== Items from an interface collection ==
- - - -

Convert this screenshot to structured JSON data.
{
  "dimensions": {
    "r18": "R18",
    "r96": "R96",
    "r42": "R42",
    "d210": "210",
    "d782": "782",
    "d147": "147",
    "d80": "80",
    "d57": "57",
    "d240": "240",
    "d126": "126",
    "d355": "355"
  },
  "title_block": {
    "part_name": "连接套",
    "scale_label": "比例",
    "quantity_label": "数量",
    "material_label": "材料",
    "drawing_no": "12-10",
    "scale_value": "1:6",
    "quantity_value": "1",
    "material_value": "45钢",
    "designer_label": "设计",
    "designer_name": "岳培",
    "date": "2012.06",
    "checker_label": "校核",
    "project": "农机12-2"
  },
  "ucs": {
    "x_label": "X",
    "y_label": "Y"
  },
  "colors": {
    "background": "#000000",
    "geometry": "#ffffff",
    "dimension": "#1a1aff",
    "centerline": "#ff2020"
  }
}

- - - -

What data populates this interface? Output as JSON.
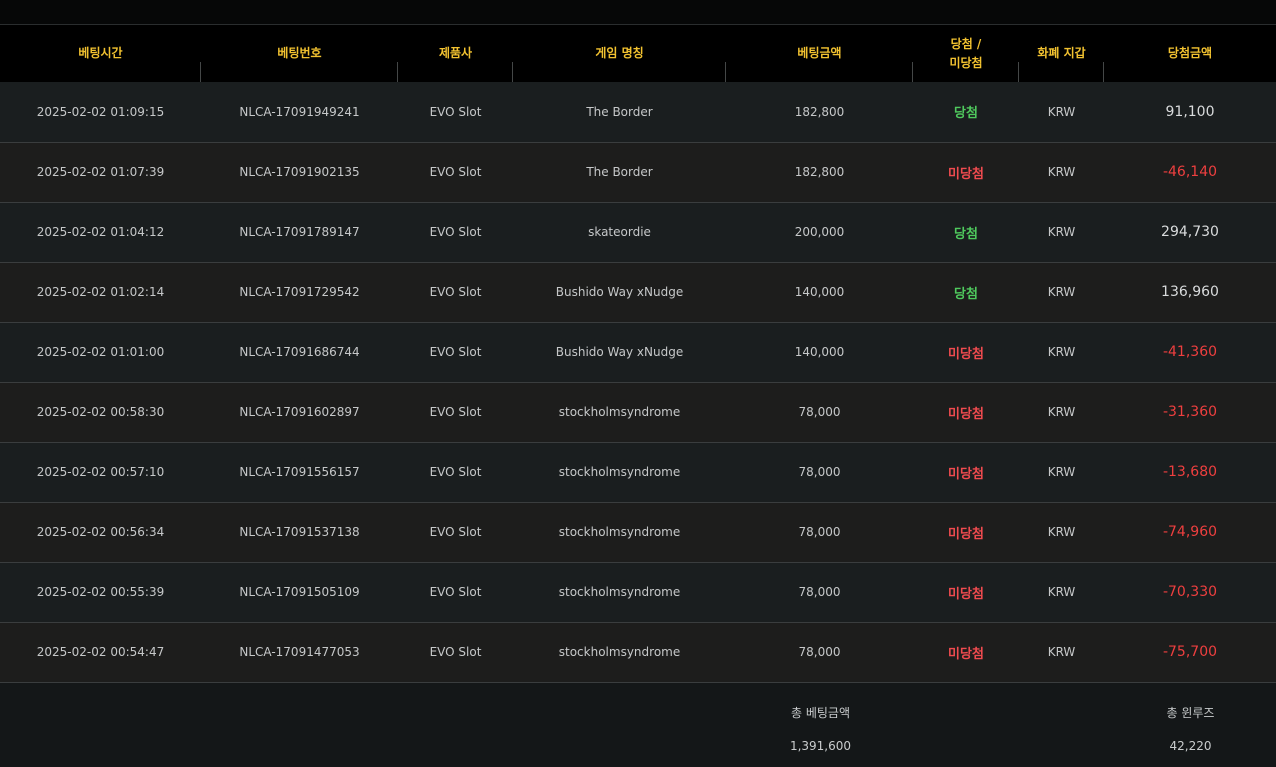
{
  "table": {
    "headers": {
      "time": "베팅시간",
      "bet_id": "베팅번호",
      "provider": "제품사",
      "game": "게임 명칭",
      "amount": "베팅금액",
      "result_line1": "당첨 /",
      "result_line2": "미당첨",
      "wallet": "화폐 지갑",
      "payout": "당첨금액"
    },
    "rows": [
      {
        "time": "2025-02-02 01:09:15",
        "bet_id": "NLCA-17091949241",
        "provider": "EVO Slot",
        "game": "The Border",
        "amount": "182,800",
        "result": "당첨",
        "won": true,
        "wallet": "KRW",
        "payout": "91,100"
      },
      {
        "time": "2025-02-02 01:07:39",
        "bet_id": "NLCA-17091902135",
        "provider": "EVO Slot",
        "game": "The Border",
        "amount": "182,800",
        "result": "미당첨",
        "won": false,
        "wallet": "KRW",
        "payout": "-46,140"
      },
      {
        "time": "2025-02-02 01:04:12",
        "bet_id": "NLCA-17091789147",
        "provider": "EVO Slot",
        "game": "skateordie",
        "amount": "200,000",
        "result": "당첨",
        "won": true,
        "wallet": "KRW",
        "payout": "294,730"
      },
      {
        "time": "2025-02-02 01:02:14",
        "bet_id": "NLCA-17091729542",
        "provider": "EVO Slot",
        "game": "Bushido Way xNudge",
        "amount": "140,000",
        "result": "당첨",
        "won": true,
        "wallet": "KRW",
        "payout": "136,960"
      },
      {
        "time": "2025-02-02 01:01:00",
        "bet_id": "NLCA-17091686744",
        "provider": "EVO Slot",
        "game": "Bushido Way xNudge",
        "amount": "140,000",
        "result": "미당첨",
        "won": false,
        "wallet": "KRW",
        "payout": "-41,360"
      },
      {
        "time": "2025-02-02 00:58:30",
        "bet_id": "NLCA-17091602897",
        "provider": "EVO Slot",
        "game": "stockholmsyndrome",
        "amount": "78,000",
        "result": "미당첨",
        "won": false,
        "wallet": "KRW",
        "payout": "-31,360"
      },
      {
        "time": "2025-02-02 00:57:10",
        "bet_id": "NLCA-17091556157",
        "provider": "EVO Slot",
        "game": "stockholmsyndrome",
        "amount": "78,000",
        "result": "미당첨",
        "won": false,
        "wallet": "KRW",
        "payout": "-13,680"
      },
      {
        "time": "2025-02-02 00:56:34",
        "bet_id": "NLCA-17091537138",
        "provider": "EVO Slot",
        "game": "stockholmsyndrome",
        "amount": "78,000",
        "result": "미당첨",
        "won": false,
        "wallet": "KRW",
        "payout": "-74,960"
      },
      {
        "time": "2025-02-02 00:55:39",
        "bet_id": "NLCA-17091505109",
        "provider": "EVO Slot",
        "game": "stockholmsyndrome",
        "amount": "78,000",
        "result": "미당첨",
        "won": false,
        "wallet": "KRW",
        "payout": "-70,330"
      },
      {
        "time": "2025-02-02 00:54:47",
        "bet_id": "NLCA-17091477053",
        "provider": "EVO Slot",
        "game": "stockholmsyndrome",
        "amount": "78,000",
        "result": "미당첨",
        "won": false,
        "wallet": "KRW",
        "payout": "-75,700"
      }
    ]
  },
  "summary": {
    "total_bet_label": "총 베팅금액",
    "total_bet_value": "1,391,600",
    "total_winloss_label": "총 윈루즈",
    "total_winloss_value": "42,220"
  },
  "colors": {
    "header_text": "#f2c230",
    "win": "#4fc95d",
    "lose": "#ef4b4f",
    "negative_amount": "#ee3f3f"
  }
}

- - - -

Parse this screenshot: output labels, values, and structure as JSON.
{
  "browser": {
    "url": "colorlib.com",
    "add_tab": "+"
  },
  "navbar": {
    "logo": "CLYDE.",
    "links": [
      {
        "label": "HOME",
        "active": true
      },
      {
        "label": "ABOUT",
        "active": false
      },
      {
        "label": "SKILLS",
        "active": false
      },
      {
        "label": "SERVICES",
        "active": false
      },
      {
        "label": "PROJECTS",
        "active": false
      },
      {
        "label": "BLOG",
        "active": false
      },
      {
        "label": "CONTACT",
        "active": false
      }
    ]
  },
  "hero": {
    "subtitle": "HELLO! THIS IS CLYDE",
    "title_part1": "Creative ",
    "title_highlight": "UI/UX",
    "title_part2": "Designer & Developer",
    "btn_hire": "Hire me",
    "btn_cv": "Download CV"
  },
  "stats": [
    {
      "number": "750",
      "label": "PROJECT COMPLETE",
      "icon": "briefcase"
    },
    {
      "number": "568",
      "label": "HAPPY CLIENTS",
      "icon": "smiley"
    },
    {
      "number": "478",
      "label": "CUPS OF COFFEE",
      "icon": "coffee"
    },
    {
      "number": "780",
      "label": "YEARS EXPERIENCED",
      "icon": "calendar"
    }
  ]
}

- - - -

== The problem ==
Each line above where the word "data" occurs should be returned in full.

== Task answer ==
Convert this screenshot to structured JSON data.
What data populates this interface? Output as JSON.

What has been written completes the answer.